One tool accelerating this trend is technology. While the lines between our food and technology have often been fraught (think GMOs), in many respects it is technological innovation that’s enabling more direct access to the information we crave as we seek cleaner ingredient lists and traditional preparation or sourcing methods. Whether it’s from live- streamed cameras, QR codes or blockchain, innovations in transparency help brands do three important things.
Dare to Bare: 3 Transparency Trends to Watch Now
Here’s a quick primer on three transparency trends that are catching on with consumers, as well as a few brands we love who are leading the charge.
Certified B Corporation
What it is: For shoppers seeking more compassionate and holistically minded companies, Certified B Corp label ensures that companies have met rigorous standards in all their practices, including providing value to the local community, stewardship of the environment and treatment of employees. Certified B Corp companies continue to provide transparency in assessments done through the certifying body, B Lab. How it works: Certified B Corporation is an easy-to-spot label that appears on products and websites. Who’s doing it: Sol Organica. In addition to this company’s numerous certifications, which include USDA Organic and Fair Trade Certified, Sol Organica has been a Certified B Corp company since 2017 and has partnerships with sustainable, small farms in Nicaragua. The company “can trace back to where every morsel of mango, bite of pineapple or slurp of passion fruit juice comes from.” Try: Sol Simple Dried Organic Mangos ($7, solsimple.com)
Traceable Straight to the Source
What it is: You’re probably already familiar with a QR code, if not in name, then upon sight, as the matrix barcode on the back of most of your purchased goods. This is one of the most common tracking technologies. When used by conscientious companies, it can provide access to see exactly who grew, caught, harvested or produced every ingredient. How it works: Simply scan the QR code with any number of apps you can download onto your smartphone (for example, Barcode Scanner or QR Code Reader). Who’s doing it: Promising “one degree of separation” from the farm to you, One Degree Organic Foods shows where every ingredient was sourced with a simple QR code scan or by inputting the product’s tracking number. Try: One Degree Organic Foods Organic Sprouted Rye Flour ($7, onedegreeorganics.com)
Single Origin Source
What it is: Seemingly simple commodities such as coffee, cocoa and livestock often have sprawling global networks with many stops along the way and middlemen. For example, beef and pork imported from other countries can legally be labeled “Product of USA” if the product is processed in a USDA-inspected facility, thanks to changes to the Country of Origin Labeling (COOL) law that went into effect in 2015. Some brands are trying to rise above the noise with items produced from a single origin. This signifies that the products are made exclusively from a single batch, varietal, plot of land or even animal. How it works: Every Fishpeople Seafood’s product has a batch code that brings you straight to the source to see which river, which fisherman and which methods were used in your catch. Input the batch code on the company’s webpage with a simple click. Try: Fishpeople Meyer Lemon & Herb Panko Wild Alaskan Salmon Kit ($10, fishpeopleseafood.com) Another Superstar to Look out For: Nurture Ranch Traceable Grass Fed Beef Tenderloin ($29 per lb, nurtureranch.com)

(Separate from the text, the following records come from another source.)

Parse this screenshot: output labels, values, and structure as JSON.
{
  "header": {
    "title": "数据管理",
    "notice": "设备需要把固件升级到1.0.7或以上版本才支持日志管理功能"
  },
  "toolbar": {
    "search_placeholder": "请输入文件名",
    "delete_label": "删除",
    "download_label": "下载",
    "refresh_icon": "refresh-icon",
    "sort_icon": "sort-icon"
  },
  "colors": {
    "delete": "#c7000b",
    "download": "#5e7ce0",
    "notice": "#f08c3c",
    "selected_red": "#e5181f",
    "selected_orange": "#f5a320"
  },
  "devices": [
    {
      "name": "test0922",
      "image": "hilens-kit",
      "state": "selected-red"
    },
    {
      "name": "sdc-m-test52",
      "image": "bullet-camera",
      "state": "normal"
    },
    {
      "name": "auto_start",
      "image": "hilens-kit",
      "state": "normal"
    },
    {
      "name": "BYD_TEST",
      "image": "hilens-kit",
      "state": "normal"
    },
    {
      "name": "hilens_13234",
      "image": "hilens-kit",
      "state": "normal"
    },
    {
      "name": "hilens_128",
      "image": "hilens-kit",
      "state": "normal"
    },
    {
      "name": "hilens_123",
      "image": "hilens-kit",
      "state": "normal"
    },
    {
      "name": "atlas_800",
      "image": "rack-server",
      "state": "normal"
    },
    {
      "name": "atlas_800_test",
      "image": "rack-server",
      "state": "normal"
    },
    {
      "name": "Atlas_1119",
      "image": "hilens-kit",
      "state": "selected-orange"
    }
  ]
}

This 2018 NEXTY Award winner promises beef from one cow, from birth to slaughter. Certified by the American Grassfed Association, the tracking code also lets you see the animal’s history, including its genetics, health metrics and the specific grasses grazed.